● Element data from apps and pages
--------------------
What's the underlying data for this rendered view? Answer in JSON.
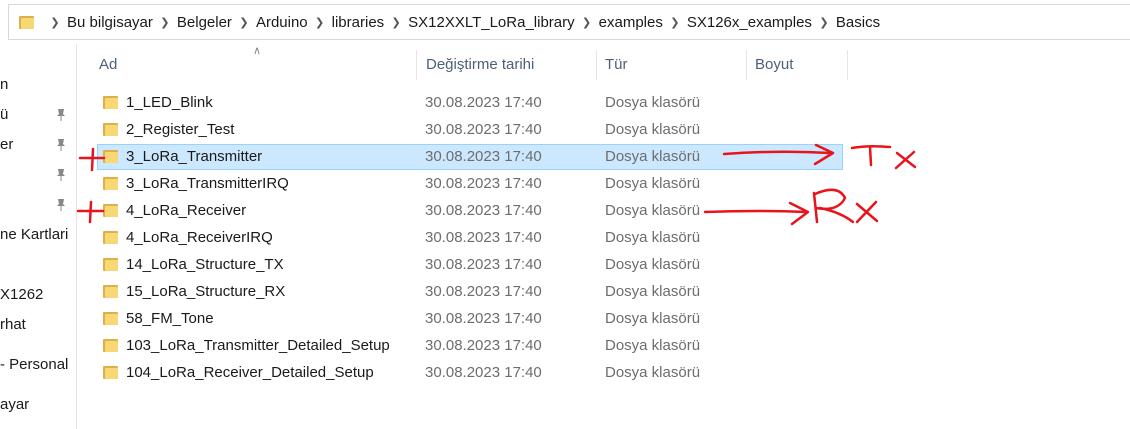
{
  "breadcrumb": [
    "Bu bilgisayar",
    "Belgeler",
    "Arduino",
    "libraries",
    "SX12XXLT_LoRa_library",
    "examples",
    "SX126x_examples",
    "Basics"
  ],
  "nav_items": [
    "n",
    "ü",
    "er",
    "ne Kartlari",
    "X1262",
    "rhat",
    "- Personal",
    "ayar"
  ],
  "columns": {
    "name": "Ad",
    "date": "Değiştirme tarihi",
    "type": "Tür",
    "size": "Boyut"
  },
  "files": [
    {
      "name": "1_LED_Blink",
      "date": "30.08.2023 17:40",
      "type": "Dosya klasörü"
    },
    {
      "name": "2_Register_Test",
      "date": "30.08.2023 17:40",
      "type": "Dosya klasörü"
    },
    {
      "name": "3_LoRa_Transmitter",
      "date": "30.08.2023 17:40",
      "type": "Dosya klasörü",
      "selected": true
    },
    {
      "name": "3_LoRa_TransmitterIRQ",
      "date": "30.08.2023 17:40",
      "type": "Dosya klasörü"
    },
    {
      "name": "4_LoRa_Receiver",
      "date": "30.08.2023 17:40",
      "type": "Dosya klasörü"
    },
    {
      "name": "4_LoRa_ReceiverIRQ",
      "date": "30.08.2023 17:40",
      "type": "Dosya klasörü"
    },
    {
      "name": "14_LoRa_Structure_TX",
      "date": "30.08.2023 17:40",
      "type": "Dosya klasörü"
    },
    {
      "name": "15_LoRa_Structure_RX",
      "date": "30.08.2023 17:40",
      "type": "Dosya klasörü"
    },
    {
      "name": "58_FM_Tone",
      "date": "30.08.2023 17:40",
      "type": "Dosya klasörü"
    },
    {
      "name": "103_LoRa_Transmitter_Detailed_Setup",
      "date": "30.08.2023 17:40",
      "type": "Dosya klasörü"
    },
    {
      "name": "104_LoRa_Receiver_Detailed_Setup",
      "date": "30.08.2023 17:40",
      "type": "Dosya klasörü"
    }
  ],
  "annotations": {
    "tx": "Tx",
    "rx": "Rx",
    "annotation_color": "#e8141c"
  },
  "colors": {
    "selected_row": "#cce8ff",
    "selected_border": "#99d1ff",
    "header_text": "#4c607a"
  }
}
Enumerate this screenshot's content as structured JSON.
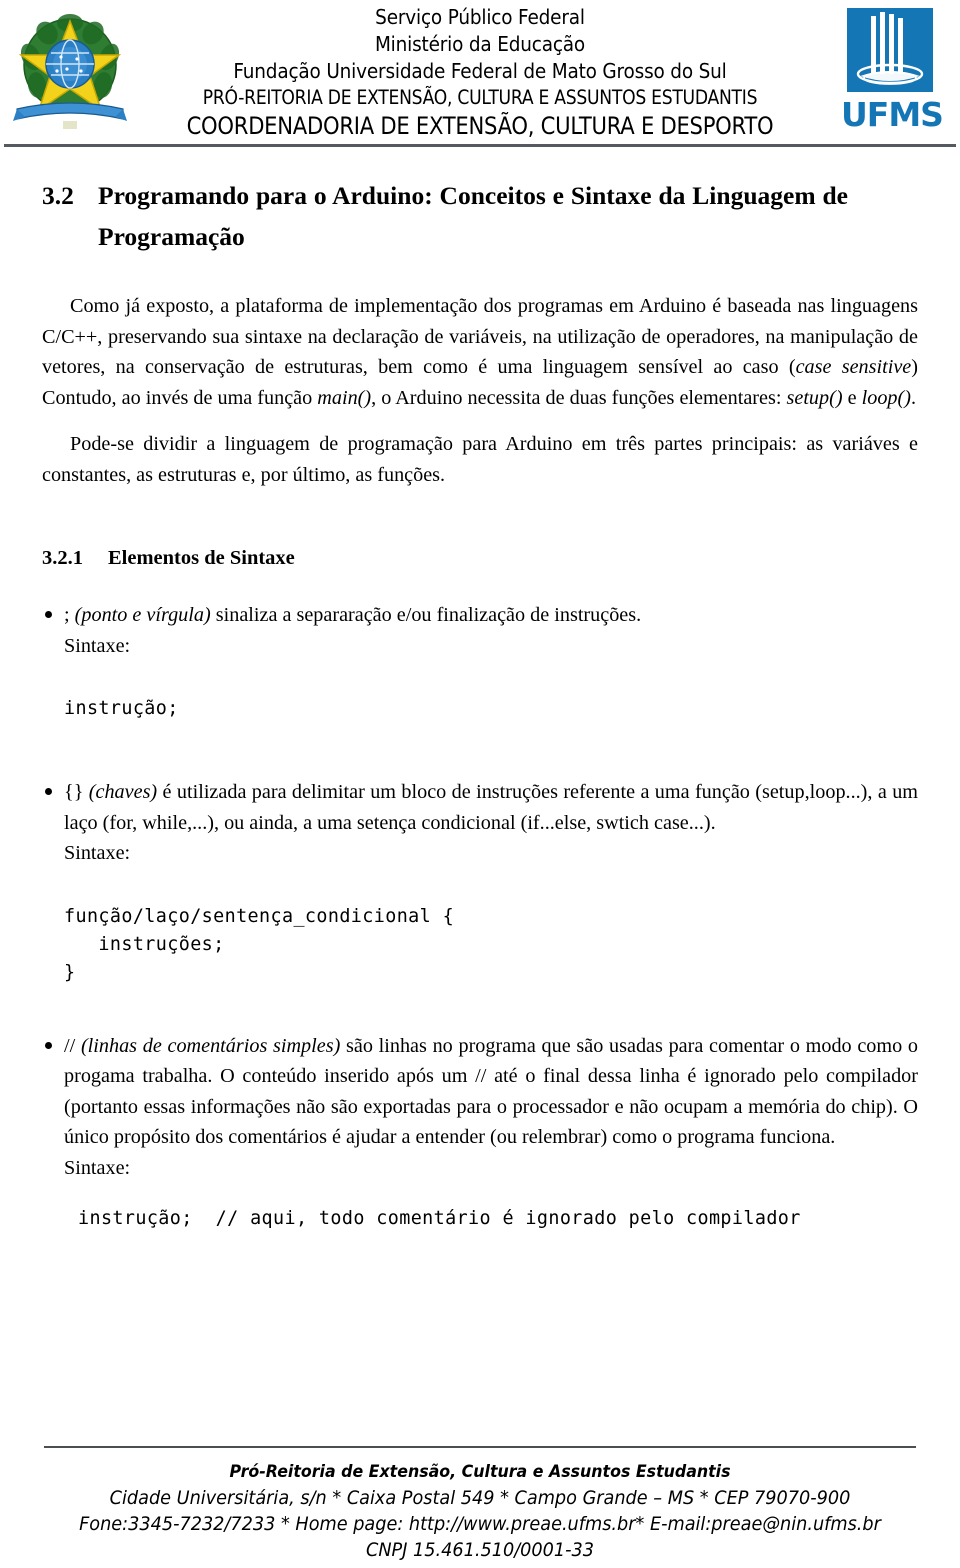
{
  "header": {
    "brasao_alt": "Brasão da República Federativa do Brasil",
    "lines": [
      "Serviço Público Federal",
      "Ministério da Educação",
      "Fundação Universidade Federal de Mato Grosso do Sul",
      "PRÓ-REITORIA DE EXTENSÃO, CULTURA E ASSUNTOS ESTUDANTIS",
      "COORDENADORIA DE EXTENSÃO, CULTURA E DESPORTO"
    ],
    "ufms_wordmark": "UFMS",
    "ufms_color": "#1476b5"
  },
  "section": {
    "number": "3.2",
    "title_line1": "Programando para o Arduino: Conceitos e Sintaxe da Linguagem de",
    "title_line2": "Programação"
  },
  "paragraphs": {
    "p1_a": "Como já exposto, a plataforma de implementação dos programas em Arduino é baseada nas linguagens C/C++, preservando sua sintaxe na declaração de variáveis, na utilização de operadores, na manipulação de vetores, na conservação de estruturas, bem como é uma linguagem sensível ao caso (",
    "p1_it1": "case sensitive",
    "p1_b": ") Contudo, ao invés de uma função ",
    "p1_it2": "main()",
    "p1_c": ", o Arduino necessita de duas funções elementares: ",
    "p1_it3": "setup()",
    "p1_d": " e ",
    "p1_it4": "loop()",
    "p1_e": ".",
    "p2": "Pode-se dividir a linguagem de programação para Arduino em três partes principais: as variáves e constantes, as estruturas e, por último, as funções."
  },
  "subsection": {
    "number": "3.2.1",
    "title": "Elementos de Sintaxe"
  },
  "bullets": [
    {
      "lead": "; ",
      "italic": "(ponto e vírgula)",
      "rest": " sinaliza a separaração e/ou finalização de instruções.",
      "sintaxe_label": "Sintaxe:",
      "code": "instrução;"
    },
    {
      "lead": "{}   ",
      "italic": "(chaves)",
      "rest": " é utilizada para delimitar um bloco de instruções referente a uma função (setup,loop...), a um laço (for, while,...), ou ainda, a uma setença condicional (if...else, swtich case...).",
      "sintaxe_label": "Sintaxe:",
      "code": "função/laço/sentença_condicional {\n   instruções;\n}"
    },
    {
      "lead": "// ",
      "italic": "(linhas de comentários simples)",
      "rest": " são linhas no programa que são usadas para comentar o modo como o progama trabalha. O conteúdo inserido após um // até o final dessa linha é ignorado pelo compilador (portanto essas informações não são exportadas para o processador e não ocupam a memória do chip). O único propósito dos comentários é ajudar a entender (ou relembrar) como o programa funciona.",
      "sintaxe_label": "Sintaxe:",
      "code": "instrução;  // aqui, todo comentário é ignorado pelo compilador"
    }
  ],
  "footer": {
    "line1": "Pró-Reitoria de Extensão, Cultura e Assuntos Estudantis",
    "line2": "Cidade Universitária, s/n * Caixa Postal 549 * Campo Grande – MS * CEP 79070-900",
    "line3": "Fone:3345-7232/7233 * Home page: http://www.preae.ufms.br* E-mail:preae@nin.ufms.br",
    "line4": "CNPJ 15.461.510/0001-33"
  }
}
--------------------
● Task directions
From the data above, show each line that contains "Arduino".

● Response below
    "Arduino",
    "title_line1": "Programando para o Arduino: Conceitos e Sintaxe da Linguagem de",
    "p1_a": "Como já exposto, a plataforma de implementação dos programas em Arduino é baseada nas linguagens C/C++, preservando sua sintaxe na declaração de variáveis, na utilização de operadores, na manipulação de vetores, na conservação de estruturas, bem como é uma linguagem sensível ao caso (",
    "p1_c": ", o Arduino necessita de duas funções elementares: ",
    "p2": "Pode-se dividir a linguagem de programação para Arduino em três partes principais: as variáves e constantes, as estruturas e, por último, as funções."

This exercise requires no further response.